RECORD SET:

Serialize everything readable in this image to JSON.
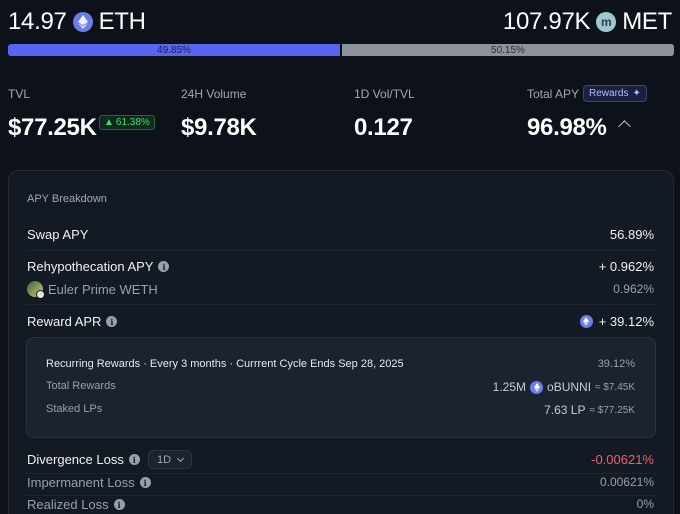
{
  "tokens": {
    "left": {
      "amount": "14.97",
      "symbol": "ETH",
      "icon": "eth-icon"
    },
    "right": {
      "amount": "107.97K",
      "symbol": "MET",
      "icon": "met-icon",
      "icon_letter": "m"
    }
  },
  "ratio": {
    "left_label": "49.85%",
    "right_label": "50.15%",
    "left_fraction": 0.4985
  },
  "stats": {
    "tvl": {
      "label": "TVL",
      "value": "$77.25K",
      "change": "61.38%"
    },
    "volume": {
      "label": "24H Volume",
      "value": "$9.78K"
    },
    "vol_tvl": {
      "label": "1D Vol/TVL",
      "value": "0.127"
    },
    "apy": {
      "label": "Total APY",
      "value": "96.98%",
      "badge": "Rewards"
    }
  },
  "breakdown": {
    "title": "APY Breakdown",
    "swap": {
      "label": "Swap APY",
      "value": "56.89%"
    },
    "rehyp": {
      "label": "Rehypothecation APY",
      "value": "+ 0.962%"
    },
    "euler": {
      "label": "Euler Prime WETH",
      "value": "0.962%"
    },
    "reward": {
      "label": "Reward APR",
      "value": "+ 39.12%"
    },
    "inner": {
      "recurring": {
        "label": "Recurring Rewards · Every 3 months · Currrent Cycle Ends Sep 28, 2025",
        "value": "39.12%"
      },
      "total": {
        "label": "Total Rewards",
        "amount": "1.25M",
        "token": "oBUNNI",
        "usd": "≈ $7.45K"
      },
      "staked": {
        "label": "Staked LPs",
        "value": "7.63 LP",
        "usd": "≈ $77.25K"
      }
    },
    "divergence": {
      "label": "Divergence Loss",
      "period": "1D",
      "value": "-0.00621%"
    },
    "impermanent": {
      "label": "Impermanent Loss",
      "value": "0.00621%"
    },
    "realized": {
      "label": "Realized Loss",
      "value": "0%"
    }
  },
  "colors": {
    "accent": "#5865f2",
    "positive": "#3ddc7a",
    "negative": "#f0606a",
    "background": "#0c111a"
  }
}
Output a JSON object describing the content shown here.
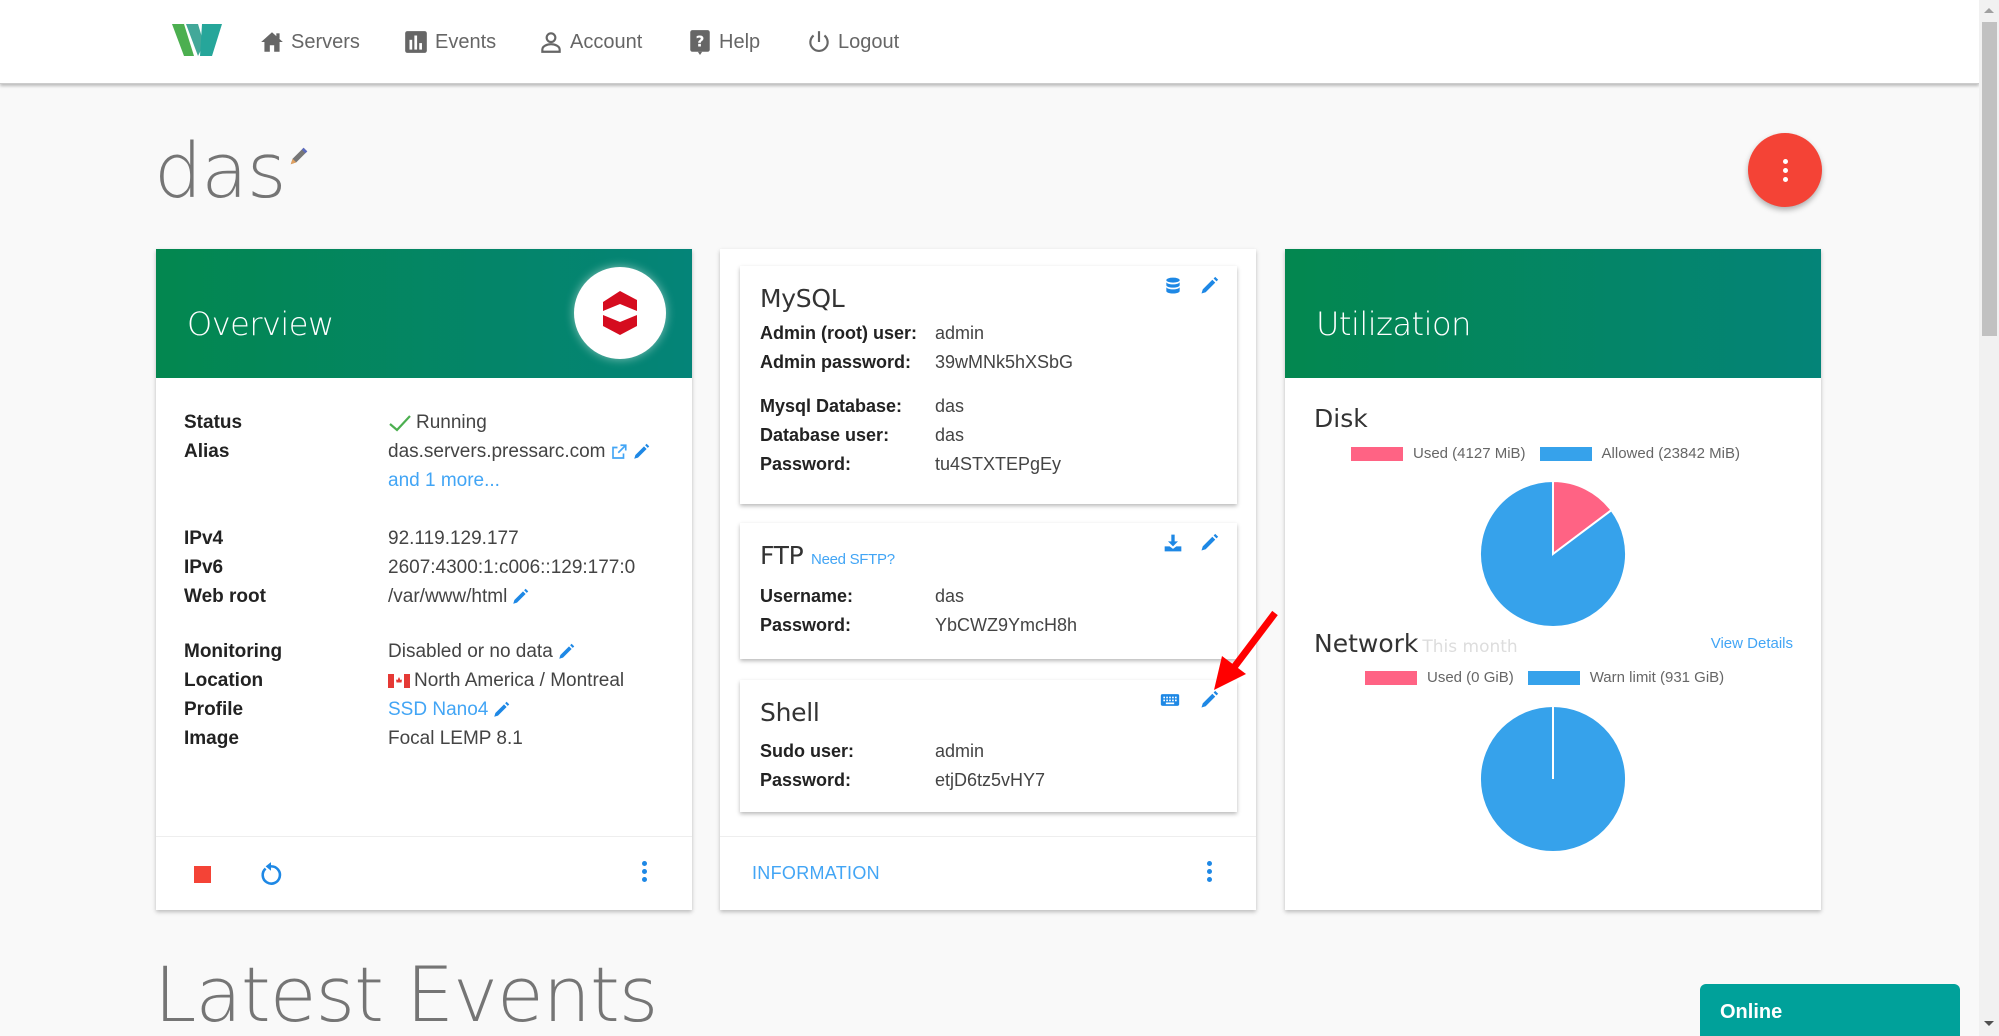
{
  "nav": {
    "items": [
      {
        "label": "Servers",
        "icon": "home-icon"
      },
      {
        "label": "Events",
        "icon": "bar-chart-icon"
      },
      {
        "label": "Account",
        "icon": "user-icon"
      },
      {
        "label": "Help",
        "icon": "help-icon"
      },
      {
        "label": "Logout",
        "icon": "power-icon"
      }
    ]
  },
  "server": {
    "name": "das"
  },
  "overview": {
    "title": "Overview",
    "status": {
      "label": "Status",
      "value": "Running"
    },
    "alias": {
      "label": "Alias",
      "value": "das.servers.pressarc.com",
      "more": "and 1 more..."
    },
    "ipv4": {
      "label": "IPv4",
      "value": "92.119.129.177"
    },
    "ipv6": {
      "label": "IPv6",
      "value": "2607:4300:1:c006::129:177:0"
    },
    "webroot": {
      "label": "Web root",
      "value": "/var/www/html"
    },
    "monitoring": {
      "label": "Monitoring",
      "value": "Disabled or no data"
    },
    "location": {
      "label": "Location",
      "value": "North America / Montreal"
    },
    "profile": {
      "label": "Profile",
      "value": "SSD Nano4"
    },
    "image": {
      "label": "Image",
      "value": "Focal LEMP 8.1"
    }
  },
  "mysql": {
    "title": "MySQL",
    "rows": [
      {
        "label": "Admin (root) user:",
        "value": "admin"
      },
      {
        "label": "Admin password:",
        "value": "39wMNk5hXSbG"
      },
      {
        "label": "Mysql Database:",
        "value": "das"
      },
      {
        "label": "Database user:",
        "value": "das"
      },
      {
        "label": "Password:",
        "value": "tu4STXTEPgEy"
      }
    ]
  },
  "ftp": {
    "title": "FTP",
    "sftp_link": "Need SFTP?",
    "rows": [
      {
        "label": "Username:",
        "value": "das"
      },
      {
        "label": "Password:",
        "value": "YbCWZ9YmcH8h"
      }
    ]
  },
  "shell": {
    "title": "Shell",
    "rows": [
      {
        "label": "Sudo user:",
        "value": "admin"
      },
      {
        "label": "Password:",
        "value": "etjD6tz5vHY7"
      }
    ]
  },
  "middle_footer": {
    "information_label": "INFORMATION"
  },
  "utilization": {
    "title": "Utilization",
    "disk": {
      "title": "Disk",
      "legend_used": "Used (4127 MiB)",
      "legend_allowed": "Allowed (23842 MiB)"
    },
    "network": {
      "title": "Network",
      "subtitle": "This month",
      "view_details": "View Details",
      "legend_used": "Used (0 GiB)",
      "legend_limit": "Warn limit (931 GiB)"
    },
    "colors": {
      "used": "#ff6384",
      "allowed": "#36a2eb"
    }
  },
  "chart_data": [
    {
      "type": "pie",
      "title": "Disk",
      "categories": [
        "Used (4127 MiB)",
        "Allowed (23842 MiB)"
      ],
      "values": [
        4127,
        23842
      ],
      "colors": [
        "#ff6384",
        "#36a2eb"
      ],
      "legend": "top"
    },
    {
      "type": "pie",
      "title": "Network",
      "categories": [
        "Used (0 GiB)",
        "Warn limit (931 GiB)"
      ],
      "values": [
        0,
        931
      ],
      "colors": [
        "#ff6384",
        "#36a2eb"
      ],
      "legend": "top"
    }
  ],
  "events": {
    "title": "Latest Events"
  },
  "chat": {
    "status": "Online"
  },
  "colors": {
    "header_gradient_start": "#03874f",
    "header_gradient_end": "#048478",
    "accent_blue": "#42a5f5",
    "danger": "#f44336",
    "online": "#00a19a"
  }
}
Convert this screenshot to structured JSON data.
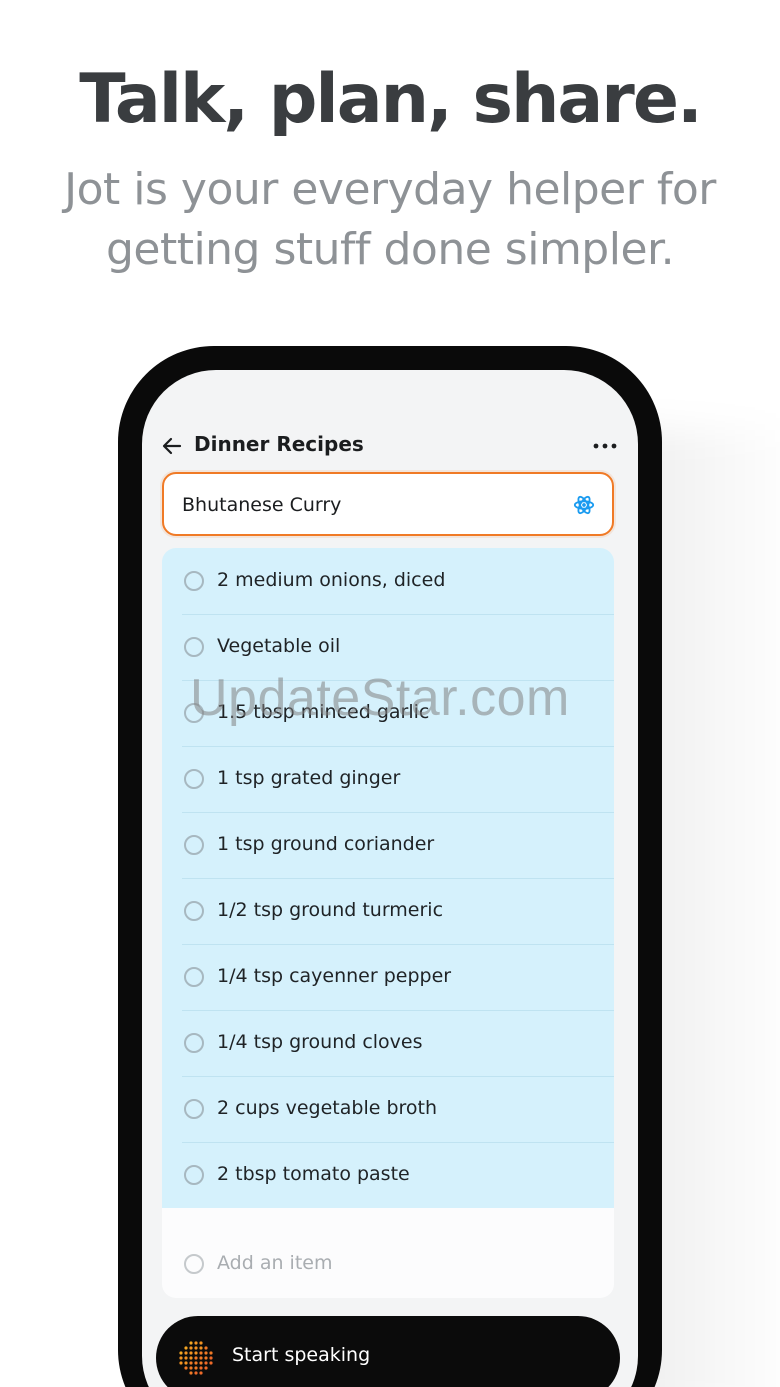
{
  "hero": {
    "title": "Talk, plan, share.",
    "subtitle_line1": "Jot is your everyday helper for",
    "subtitle_line2": "getting stuff done simpler."
  },
  "app": {
    "header": {
      "back_icon": "arrow-left-icon",
      "title": "Dinner Recipes",
      "more_icon": "more-horizontal-icon"
    },
    "name_field": {
      "value": "Bhutanese Curry",
      "icon": "atom-icon"
    },
    "items": [
      {
        "label": "2 medium onions, diced",
        "checked": false
      },
      {
        "label": "Vegetable oil",
        "checked": false
      },
      {
        "label": "1.5 tbsp minced garlic",
        "checked": false
      },
      {
        "label": "1 tsp grated ginger",
        "checked": false
      },
      {
        "label": "1 tsp ground coriander",
        "checked": false
      },
      {
        "label": "1/2 tsp ground turmeric",
        "checked": false
      },
      {
        "label": "1/4 tsp cayenner pepper",
        "checked": false
      },
      {
        "label": "1/4 tsp ground cloves",
        "checked": false
      },
      {
        "label": "2 cups vegetable broth",
        "checked": false
      },
      {
        "label": "2 tbsp tomato paste",
        "checked": false
      }
    ],
    "add_item": {
      "placeholder": "Add an item"
    },
    "speak": {
      "label": "Start speaking",
      "icon": "dotted-mic-icon"
    }
  },
  "watermark": "UpdateStar.com",
  "colors": {
    "accent_orange": "#f07a26",
    "list_bg": "#d5f1fc",
    "atom_blue": "#1a9bf0"
  }
}
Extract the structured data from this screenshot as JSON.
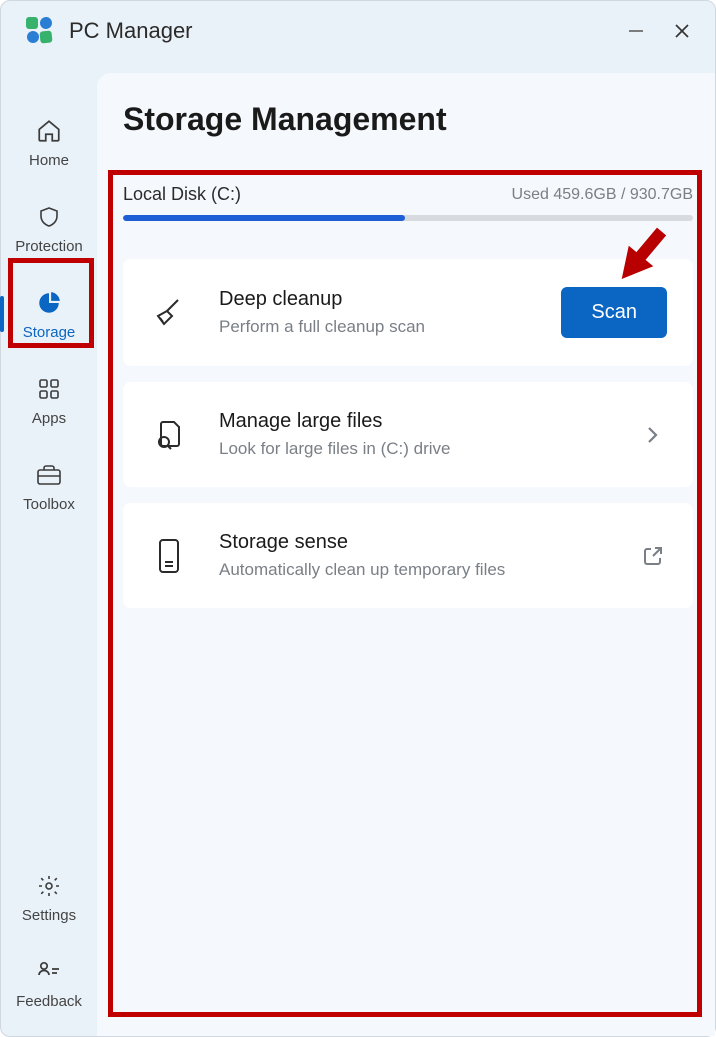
{
  "app": {
    "title": "PC Manager"
  },
  "sidebar": {
    "home": "Home",
    "protection": "Protection",
    "storage": "Storage",
    "apps": "Apps",
    "toolbox": "Toolbox",
    "settings": "Settings",
    "feedback": "Feedback"
  },
  "page": {
    "title": "Storage Management",
    "disk_name": "Local Disk (C:)",
    "disk_usage": "Used 459.6GB / 930.7GB",
    "disk_used_pct": 49.4
  },
  "cards": {
    "cleanup": {
      "title": "Deep cleanup",
      "sub": "Perform a full cleanup scan",
      "button": "Scan"
    },
    "large": {
      "title": "Manage large files",
      "sub": "Look for large files in (C:) drive"
    },
    "sense": {
      "title": "Storage sense",
      "sub": "Automatically clean up temporary files"
    }
  }
}
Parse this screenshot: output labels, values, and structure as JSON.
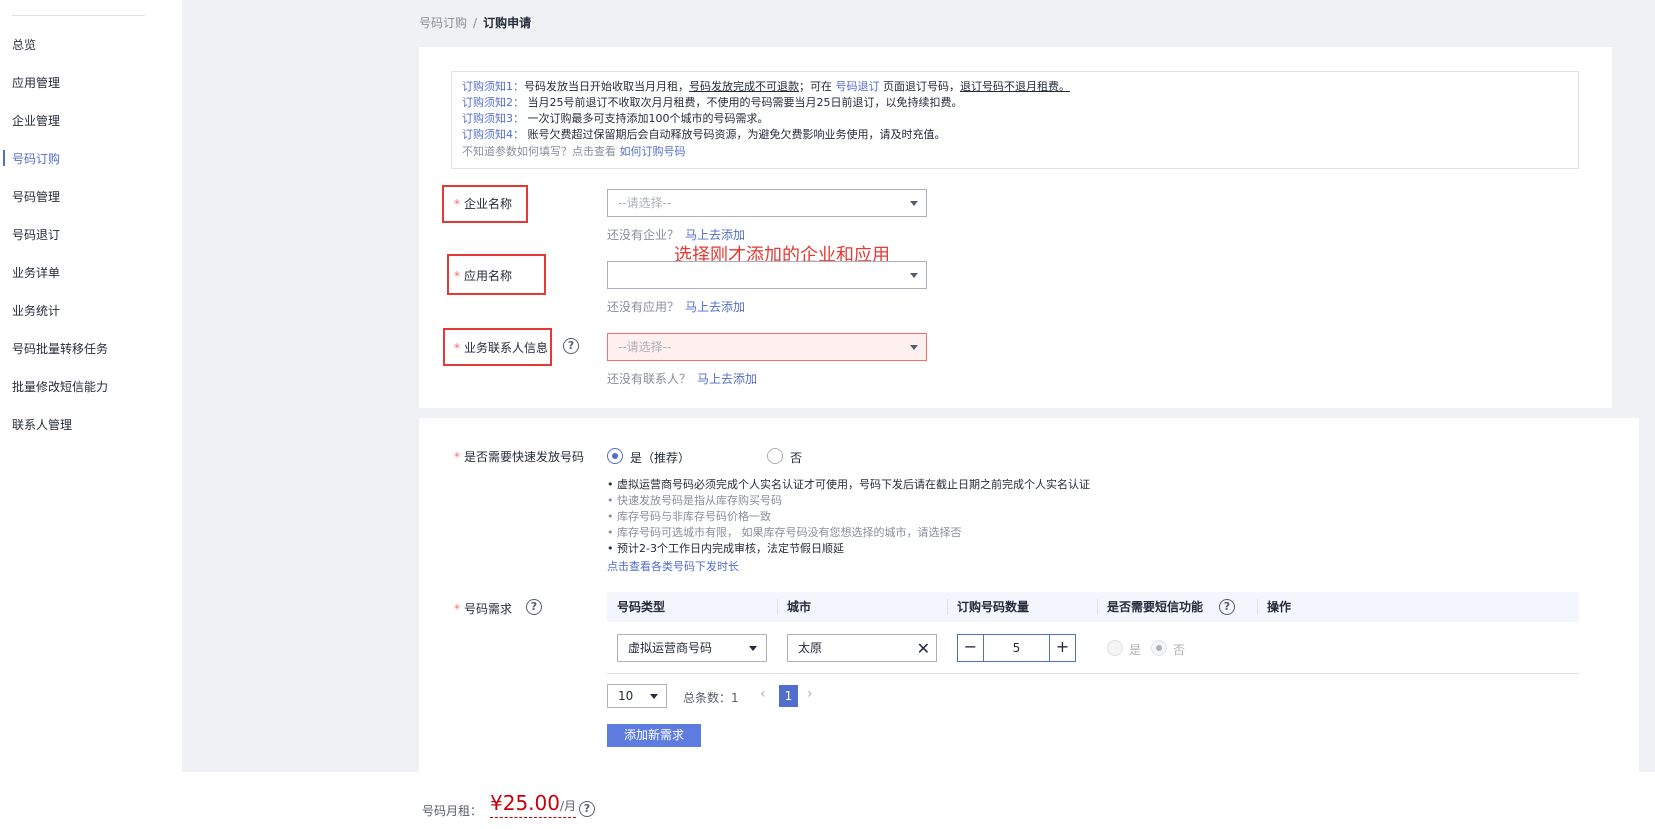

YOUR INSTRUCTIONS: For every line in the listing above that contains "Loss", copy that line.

WRITTEN REPLY:
      "label": "Divergence Loss",
      "label": "Impermanent Loss",
      "label": "Realized Loss",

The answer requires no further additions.